* _What is being asked_: Read the data below. Every line holding the string "Length" must be copied.

-- Opening Marker --

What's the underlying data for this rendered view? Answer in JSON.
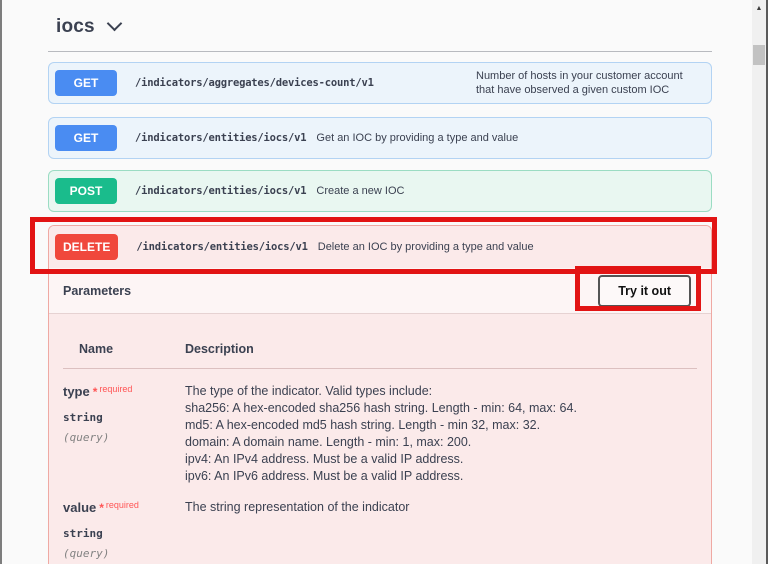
{
  "page": {
    "title": "iocs"
  },
  "icons": {
    "scroll_up": "▲",
    "chevron_down": "v"
  },
  "colors": {
    "get_badge": "#4a8cf2",
    "post_badge": "#1abc8c",
    "delete_badge": "#f0483c",
    "annotation_red": "#e21414",
    "required_red": "#f55555"
  },
  "endpoints": [
    {
      "method": "GET",
      "path": "/indicators/aggregates/devices-count/v1",
      "description": "Number of hosts in your customer account that have observed a given custom IOC"
    },
    {
      "method": "GET",
      "path": "/indicators/entities/iocs/v1",
      "description": "Get an IOC by providing a type and value"
    },
    {
      "method": "POST",
      "path": "/indicators/entities/iocs/v1",
      "description": "Create a new IOC"
    },
    {
      "method": "DELETE",
      "path": "/indicators/entities/iocs/v1",
      "description": "Delete an IOC by providing a type and value"
    }
  ],
  "parameters_section": {
    "title": "Parameters",
    "try_it_out_label": "Try it out",
    "table": {
      "columns": [
        "Name",
        "Description"
      ],
      "rows": [
        {
          "name": "type",
          "required_marker": "*",
          "required_label": "required",
          "data_type": "string",
          "location": "(query)",
          "description_lines": [
            "The type of the indicator. Valid types include:",
            "sha256: A hex-encoded sha256 hash string. Length - min: 64, max: 64.",
            "md5: A hex-encoded md5 hash string. Length - min 32, max: 32.",
            "domain: A domain name. Length - min: 1, max: 200.",
            "ipv4: An IPv4 address. Must be a valid IP address.",
            "ipv6: An IPv6 address. Must be a valid IP address."
          ]
        },
        {
          "name": "value",
          "required_marker": "*",
          "required_label": "required",
          "data_type": "string",
          "location": "(query)",
          "description_lines": [
            "The string representation of the indicator"
          ]
        }
      ]
    }
  }
}
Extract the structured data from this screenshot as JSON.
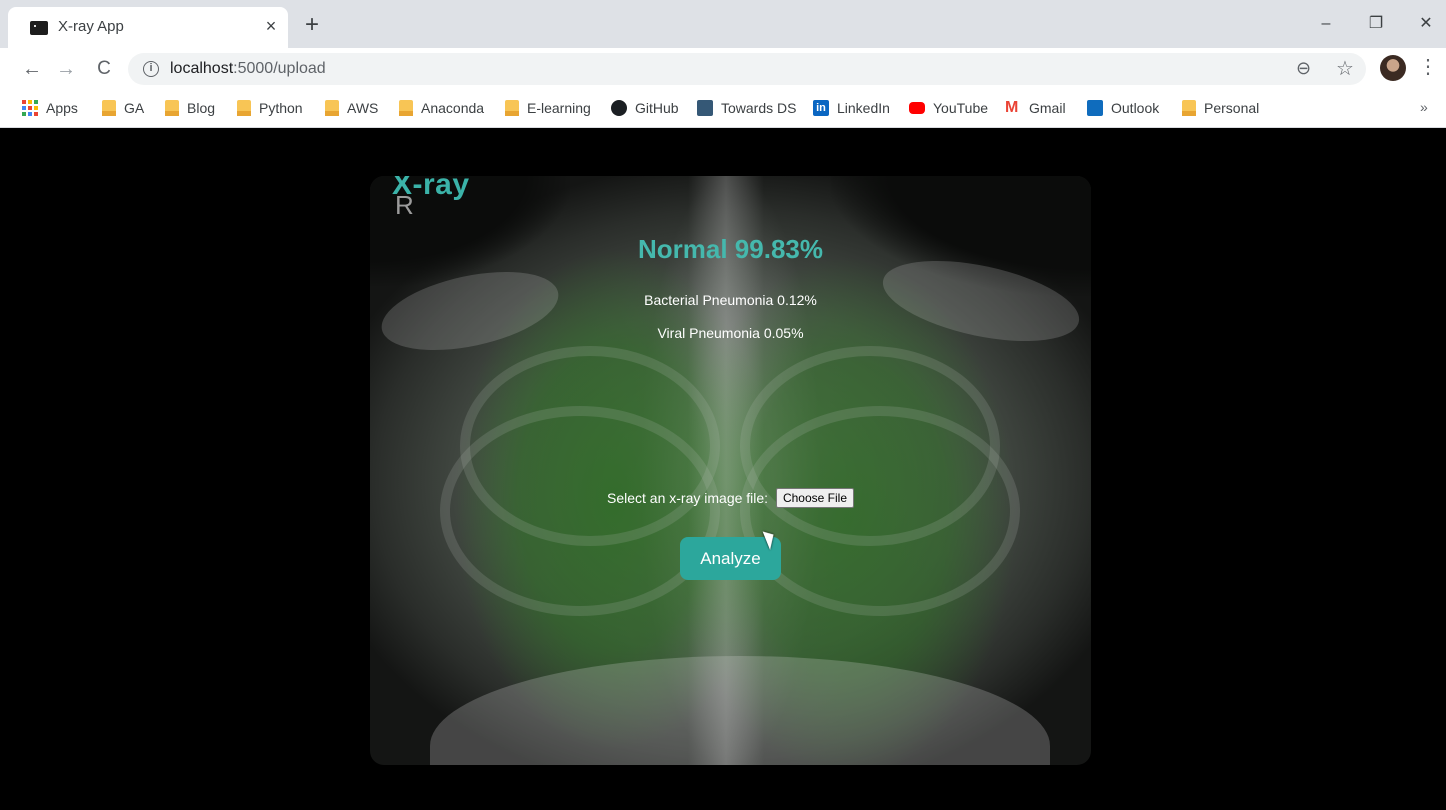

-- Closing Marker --

* _Task output_:
            "sha256: A hex-encoded sha256 hash string. Length - min: 64, max: 64.",
            "md5: A hex-encoded md5 hash string. Length - min 32, max: 32.",
            "domain: A domain name. Length - min: 1, max: 200.",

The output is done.